The second option available is the Windows 95 (or later) Property Pages tabbed dialog style. This tabbed dialog style conforms to the user interface standards developed for Windows 95. The selected tab caption text, unlike the Microsoft Office style, is not displayed as bold.
Figure 2.33 The Windows Property Pages tabbed dialog style
To set this property at run time use the Visual Basic constants ssStyleTabbedDialog or ssStylePropertyPage to specify either style.
The TabOrientation Property
The TabOrientation property allows you to locate the tabs of your tabbed dialog box on either of the four sides (top, bottom, left, right). For example:
Figure 2.34 Tab orientation set to left
When you set the orientation of the tabs to something other than top or bottom, you must also change the font style of the tabs. Setting the tabs to left or right rotates the text vertically and only TrueType® fonts display vertically in the SSTab control. Change the font style using the Font property or by selecting the Font tab in the control’s Property Pages. Arial is a common substitute for the Windows default sans serif font.
You can set this property at run time using the following Visual Basic constants: ssTabOrientationTop, ssTabOrientationBottom, ssTabOrientationLeft, and ssTabOrientationRight.
The Picture Property
You can add pictures (bitmaps, icons, or metafiles) to any or all of the tabs in the SSTab control. For example:
Figure 2.35 Adding a picture to a tab
At design time, you set the Picture property for a tab by clicking that tab and then setting the property in the Properties window. At run time, you can set the Picture property using the LoadPicture function or the Picture property of another control or of a Form object.
*Note* When setting the Picture property at design time, the graphic is saved and loaded with the Form object containing the SSTab control. If you create an executable file, the file contains the image. When you load a graphic at run time, the graphic isn't saved with the application.
Setting the Picture property affects the value of the TabPicture property for the current tab as well as displays the picture in the active tab.
Adjusting Tab Height and Width
Depending upon its size, you may need to resize the tab height to accommodate the image. Use the TabMaxHeight property to adjust the height of the tabs. The TabMaxHeight property sets the height for every tab in the control — individual tabs cannot be adjusted separately.

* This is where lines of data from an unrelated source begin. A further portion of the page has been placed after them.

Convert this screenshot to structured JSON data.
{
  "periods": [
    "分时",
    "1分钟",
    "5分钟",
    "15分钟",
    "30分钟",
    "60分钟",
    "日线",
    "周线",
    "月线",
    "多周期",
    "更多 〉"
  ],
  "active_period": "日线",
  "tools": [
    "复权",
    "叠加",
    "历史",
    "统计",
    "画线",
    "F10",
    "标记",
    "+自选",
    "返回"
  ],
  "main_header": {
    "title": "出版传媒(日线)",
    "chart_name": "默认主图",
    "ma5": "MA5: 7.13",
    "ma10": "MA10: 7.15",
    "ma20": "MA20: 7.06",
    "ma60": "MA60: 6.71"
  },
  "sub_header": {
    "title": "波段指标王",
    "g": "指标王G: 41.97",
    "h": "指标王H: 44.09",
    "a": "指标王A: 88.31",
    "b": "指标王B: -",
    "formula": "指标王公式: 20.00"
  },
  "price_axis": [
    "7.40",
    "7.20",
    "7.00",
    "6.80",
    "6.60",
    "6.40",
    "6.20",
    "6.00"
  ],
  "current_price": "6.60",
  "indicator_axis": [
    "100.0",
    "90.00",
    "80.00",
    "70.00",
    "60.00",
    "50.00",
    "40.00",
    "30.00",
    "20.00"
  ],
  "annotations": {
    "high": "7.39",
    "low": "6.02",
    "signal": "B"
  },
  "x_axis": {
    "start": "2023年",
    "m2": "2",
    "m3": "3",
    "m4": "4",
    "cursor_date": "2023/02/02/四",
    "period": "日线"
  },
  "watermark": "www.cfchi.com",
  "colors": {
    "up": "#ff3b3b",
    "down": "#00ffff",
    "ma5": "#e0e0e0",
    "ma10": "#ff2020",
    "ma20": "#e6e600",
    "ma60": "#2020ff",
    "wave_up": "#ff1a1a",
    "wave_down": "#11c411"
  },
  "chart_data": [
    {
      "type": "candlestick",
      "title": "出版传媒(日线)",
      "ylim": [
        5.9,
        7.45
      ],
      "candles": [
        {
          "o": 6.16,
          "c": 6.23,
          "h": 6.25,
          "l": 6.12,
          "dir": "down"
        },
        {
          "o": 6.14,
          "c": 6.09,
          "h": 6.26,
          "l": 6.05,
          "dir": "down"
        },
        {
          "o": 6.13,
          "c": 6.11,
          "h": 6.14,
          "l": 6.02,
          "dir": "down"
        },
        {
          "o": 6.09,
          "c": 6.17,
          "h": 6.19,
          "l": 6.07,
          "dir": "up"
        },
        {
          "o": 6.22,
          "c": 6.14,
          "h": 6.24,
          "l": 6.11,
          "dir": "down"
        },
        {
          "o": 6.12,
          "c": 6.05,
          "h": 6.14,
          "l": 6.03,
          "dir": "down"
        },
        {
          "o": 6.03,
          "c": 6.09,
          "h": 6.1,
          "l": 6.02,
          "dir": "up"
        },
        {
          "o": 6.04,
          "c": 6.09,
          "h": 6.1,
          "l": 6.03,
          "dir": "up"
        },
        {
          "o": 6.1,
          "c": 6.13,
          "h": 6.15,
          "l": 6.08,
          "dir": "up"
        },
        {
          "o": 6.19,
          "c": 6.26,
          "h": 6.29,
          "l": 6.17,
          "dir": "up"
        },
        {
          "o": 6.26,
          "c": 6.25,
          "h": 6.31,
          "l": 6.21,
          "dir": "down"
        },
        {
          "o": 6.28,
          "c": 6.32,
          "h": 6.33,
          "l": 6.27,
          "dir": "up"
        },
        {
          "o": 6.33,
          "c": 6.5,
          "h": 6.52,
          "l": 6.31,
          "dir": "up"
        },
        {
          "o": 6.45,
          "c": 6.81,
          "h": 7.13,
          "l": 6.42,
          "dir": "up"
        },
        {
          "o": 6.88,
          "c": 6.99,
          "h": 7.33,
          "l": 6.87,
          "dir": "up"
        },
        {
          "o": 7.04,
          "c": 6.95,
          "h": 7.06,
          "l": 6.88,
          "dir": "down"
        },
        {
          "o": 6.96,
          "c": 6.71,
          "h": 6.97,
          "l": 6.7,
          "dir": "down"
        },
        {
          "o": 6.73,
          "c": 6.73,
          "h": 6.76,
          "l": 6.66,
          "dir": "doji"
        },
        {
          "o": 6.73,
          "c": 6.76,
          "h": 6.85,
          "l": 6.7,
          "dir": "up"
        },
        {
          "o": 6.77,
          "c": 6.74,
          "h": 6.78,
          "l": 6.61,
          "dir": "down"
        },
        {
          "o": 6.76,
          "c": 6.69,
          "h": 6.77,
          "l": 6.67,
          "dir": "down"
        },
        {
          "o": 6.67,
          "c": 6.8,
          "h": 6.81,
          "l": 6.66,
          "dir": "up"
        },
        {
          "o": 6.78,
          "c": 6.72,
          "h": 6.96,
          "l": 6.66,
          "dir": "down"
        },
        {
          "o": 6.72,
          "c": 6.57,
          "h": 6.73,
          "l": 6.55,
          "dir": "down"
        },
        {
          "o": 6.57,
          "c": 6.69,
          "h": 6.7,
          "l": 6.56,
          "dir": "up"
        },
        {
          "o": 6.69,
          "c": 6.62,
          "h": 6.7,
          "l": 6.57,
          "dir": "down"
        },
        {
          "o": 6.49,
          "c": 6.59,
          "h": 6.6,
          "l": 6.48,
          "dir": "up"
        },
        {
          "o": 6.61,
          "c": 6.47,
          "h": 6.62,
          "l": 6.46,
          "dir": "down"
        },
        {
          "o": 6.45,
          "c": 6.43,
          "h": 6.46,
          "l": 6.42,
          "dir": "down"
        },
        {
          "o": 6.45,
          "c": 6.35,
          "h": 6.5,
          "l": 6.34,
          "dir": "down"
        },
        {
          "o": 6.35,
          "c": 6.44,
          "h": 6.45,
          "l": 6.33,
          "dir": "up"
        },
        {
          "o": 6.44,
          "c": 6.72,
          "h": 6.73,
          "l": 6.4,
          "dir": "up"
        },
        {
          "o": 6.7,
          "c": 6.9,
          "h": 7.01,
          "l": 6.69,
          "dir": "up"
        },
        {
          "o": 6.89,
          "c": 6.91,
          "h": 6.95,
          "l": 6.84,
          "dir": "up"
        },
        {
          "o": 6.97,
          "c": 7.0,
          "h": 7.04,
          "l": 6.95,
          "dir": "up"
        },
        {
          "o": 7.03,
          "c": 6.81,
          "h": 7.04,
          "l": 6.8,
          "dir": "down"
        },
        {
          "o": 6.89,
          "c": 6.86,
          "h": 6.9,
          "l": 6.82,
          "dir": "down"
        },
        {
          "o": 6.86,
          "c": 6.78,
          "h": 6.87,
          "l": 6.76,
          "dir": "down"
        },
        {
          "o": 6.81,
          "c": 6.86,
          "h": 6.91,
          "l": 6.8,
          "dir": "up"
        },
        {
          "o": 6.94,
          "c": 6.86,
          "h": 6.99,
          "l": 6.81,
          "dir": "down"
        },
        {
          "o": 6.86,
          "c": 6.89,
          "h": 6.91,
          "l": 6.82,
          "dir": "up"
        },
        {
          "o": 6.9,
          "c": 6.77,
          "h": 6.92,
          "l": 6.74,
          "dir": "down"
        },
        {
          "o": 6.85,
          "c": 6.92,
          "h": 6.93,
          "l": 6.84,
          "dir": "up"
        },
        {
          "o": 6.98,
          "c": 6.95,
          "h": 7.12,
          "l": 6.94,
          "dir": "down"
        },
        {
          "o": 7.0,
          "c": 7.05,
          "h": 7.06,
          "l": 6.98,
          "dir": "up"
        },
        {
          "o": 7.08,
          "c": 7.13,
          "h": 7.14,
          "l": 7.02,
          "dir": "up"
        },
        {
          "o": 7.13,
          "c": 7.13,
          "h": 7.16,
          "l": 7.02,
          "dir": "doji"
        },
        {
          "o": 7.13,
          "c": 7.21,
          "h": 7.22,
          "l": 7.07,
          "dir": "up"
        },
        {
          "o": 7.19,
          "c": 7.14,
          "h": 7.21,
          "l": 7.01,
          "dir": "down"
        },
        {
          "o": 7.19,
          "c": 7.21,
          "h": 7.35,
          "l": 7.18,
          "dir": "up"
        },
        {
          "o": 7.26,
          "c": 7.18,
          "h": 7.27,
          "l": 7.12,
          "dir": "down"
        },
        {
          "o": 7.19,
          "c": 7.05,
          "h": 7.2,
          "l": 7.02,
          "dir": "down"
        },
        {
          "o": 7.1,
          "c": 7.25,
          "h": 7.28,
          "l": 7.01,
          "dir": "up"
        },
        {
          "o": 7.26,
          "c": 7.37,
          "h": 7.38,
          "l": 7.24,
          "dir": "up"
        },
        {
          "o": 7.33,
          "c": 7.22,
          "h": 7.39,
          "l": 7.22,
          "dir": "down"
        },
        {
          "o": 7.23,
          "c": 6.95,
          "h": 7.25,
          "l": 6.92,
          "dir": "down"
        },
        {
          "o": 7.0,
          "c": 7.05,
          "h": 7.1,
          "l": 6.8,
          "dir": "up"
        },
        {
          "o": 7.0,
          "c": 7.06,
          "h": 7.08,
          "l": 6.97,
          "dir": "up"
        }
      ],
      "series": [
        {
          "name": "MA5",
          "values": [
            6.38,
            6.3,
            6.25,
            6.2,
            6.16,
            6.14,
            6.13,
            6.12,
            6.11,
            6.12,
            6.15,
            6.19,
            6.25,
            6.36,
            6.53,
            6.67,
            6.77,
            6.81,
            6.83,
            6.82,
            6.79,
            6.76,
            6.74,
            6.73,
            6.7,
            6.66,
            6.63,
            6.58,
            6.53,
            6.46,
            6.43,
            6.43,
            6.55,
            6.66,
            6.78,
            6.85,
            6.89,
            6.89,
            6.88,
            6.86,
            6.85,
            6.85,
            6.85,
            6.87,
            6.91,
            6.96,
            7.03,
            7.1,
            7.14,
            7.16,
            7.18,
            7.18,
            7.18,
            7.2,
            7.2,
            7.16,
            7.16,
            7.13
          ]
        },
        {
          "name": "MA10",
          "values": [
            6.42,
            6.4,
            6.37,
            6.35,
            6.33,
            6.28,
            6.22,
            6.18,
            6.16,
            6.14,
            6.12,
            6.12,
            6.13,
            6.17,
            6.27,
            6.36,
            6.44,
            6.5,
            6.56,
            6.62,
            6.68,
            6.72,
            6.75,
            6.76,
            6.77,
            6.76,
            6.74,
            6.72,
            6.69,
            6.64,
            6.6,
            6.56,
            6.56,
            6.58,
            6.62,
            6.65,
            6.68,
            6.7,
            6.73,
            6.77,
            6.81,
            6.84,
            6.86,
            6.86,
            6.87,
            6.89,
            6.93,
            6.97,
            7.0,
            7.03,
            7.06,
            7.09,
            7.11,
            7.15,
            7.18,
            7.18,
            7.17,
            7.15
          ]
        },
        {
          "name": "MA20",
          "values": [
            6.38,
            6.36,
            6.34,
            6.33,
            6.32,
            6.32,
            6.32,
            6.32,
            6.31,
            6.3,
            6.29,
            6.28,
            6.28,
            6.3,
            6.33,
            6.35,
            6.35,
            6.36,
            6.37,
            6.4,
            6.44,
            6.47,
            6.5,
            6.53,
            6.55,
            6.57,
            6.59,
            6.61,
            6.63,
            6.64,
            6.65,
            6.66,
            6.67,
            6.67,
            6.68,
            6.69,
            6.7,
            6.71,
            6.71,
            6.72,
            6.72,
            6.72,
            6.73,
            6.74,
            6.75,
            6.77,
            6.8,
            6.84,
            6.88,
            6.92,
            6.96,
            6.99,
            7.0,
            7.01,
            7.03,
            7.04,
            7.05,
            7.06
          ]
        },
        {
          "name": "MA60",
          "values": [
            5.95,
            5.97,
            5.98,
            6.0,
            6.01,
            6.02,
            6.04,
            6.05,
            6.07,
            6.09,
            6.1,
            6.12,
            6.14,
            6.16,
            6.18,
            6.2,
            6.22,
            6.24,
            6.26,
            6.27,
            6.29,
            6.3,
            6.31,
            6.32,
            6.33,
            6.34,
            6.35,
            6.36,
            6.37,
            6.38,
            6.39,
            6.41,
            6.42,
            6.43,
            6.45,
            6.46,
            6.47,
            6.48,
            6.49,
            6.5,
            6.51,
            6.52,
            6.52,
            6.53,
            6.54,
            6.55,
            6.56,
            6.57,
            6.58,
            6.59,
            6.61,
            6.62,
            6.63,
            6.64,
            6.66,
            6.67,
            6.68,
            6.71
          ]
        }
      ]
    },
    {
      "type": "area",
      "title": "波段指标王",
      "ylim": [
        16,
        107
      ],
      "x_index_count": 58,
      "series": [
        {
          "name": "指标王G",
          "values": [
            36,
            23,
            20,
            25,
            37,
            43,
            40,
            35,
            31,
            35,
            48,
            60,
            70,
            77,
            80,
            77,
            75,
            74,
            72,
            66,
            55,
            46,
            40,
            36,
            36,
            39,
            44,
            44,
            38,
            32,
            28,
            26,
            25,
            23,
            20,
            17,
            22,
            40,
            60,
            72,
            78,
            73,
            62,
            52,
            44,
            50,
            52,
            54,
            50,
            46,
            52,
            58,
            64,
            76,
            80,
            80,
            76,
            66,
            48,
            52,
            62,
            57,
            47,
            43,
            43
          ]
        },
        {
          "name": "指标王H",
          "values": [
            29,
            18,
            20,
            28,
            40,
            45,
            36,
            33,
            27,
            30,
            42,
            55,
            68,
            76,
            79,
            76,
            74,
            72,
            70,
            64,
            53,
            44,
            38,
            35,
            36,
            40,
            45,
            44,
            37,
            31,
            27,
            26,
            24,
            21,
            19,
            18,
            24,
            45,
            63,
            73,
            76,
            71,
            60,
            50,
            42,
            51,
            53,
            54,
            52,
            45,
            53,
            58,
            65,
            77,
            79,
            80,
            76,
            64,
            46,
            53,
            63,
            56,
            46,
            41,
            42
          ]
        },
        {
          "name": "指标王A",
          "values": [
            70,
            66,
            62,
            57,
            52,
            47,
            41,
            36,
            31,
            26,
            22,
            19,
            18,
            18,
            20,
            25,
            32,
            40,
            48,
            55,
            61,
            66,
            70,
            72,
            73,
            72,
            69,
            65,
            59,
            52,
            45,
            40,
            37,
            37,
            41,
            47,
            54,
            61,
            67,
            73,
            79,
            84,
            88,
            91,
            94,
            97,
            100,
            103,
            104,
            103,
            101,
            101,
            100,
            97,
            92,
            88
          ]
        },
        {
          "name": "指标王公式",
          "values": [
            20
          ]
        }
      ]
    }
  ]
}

If you’re using the Microsoft Office style tabbed dialog, you may also need to set the TabMaxWidth property to allow both the image and the text to fit on the tab. If you’re using the Windows 95 style tabbed dialog, the TabMaxWidth property is ignored and the width of each tab adjusts to the combined width of the image and the length of the text in its caption.
Setting the WordWrap Property
When using the Microsoft Office style tabbed dialog, you may specify the exact width of the tabs using the TabMaxWidth property. Having done so, you can then allow tab captions to wrap to the next line, if necessary, by setting the WordWrap property to True. Although caption text will wrap, you are still limited by the height and width of the tabs. In other words, you may still get clipped or hidden caption text if the height and width are insufficient.
The Windows 95–style tabbed dialog sets tab width based on the length of the caption text; the TabMaxWidth and WordWrap property settings are ignored.
Completing Your Custom Tabbed Dialog Box
Once you’ve completed adding controls to each tab, you can finish designing your custom tabbed dialog box to resemble a standard tabbed dialog box. For example, if you want it to display like a standard Windows 95 (or later) Property Pages dialog box, follow these steps:
Resize the underlying form so that the SSTab control is centered and equal amounts of space remain on the top, right and left edges. Leave a larger amount of space below the control.
Add two command buttons — an OK and a Cancel button. Align them below the right edge of the SSTab control.
Set the form’s BorderStyle property to Fixed Dialog.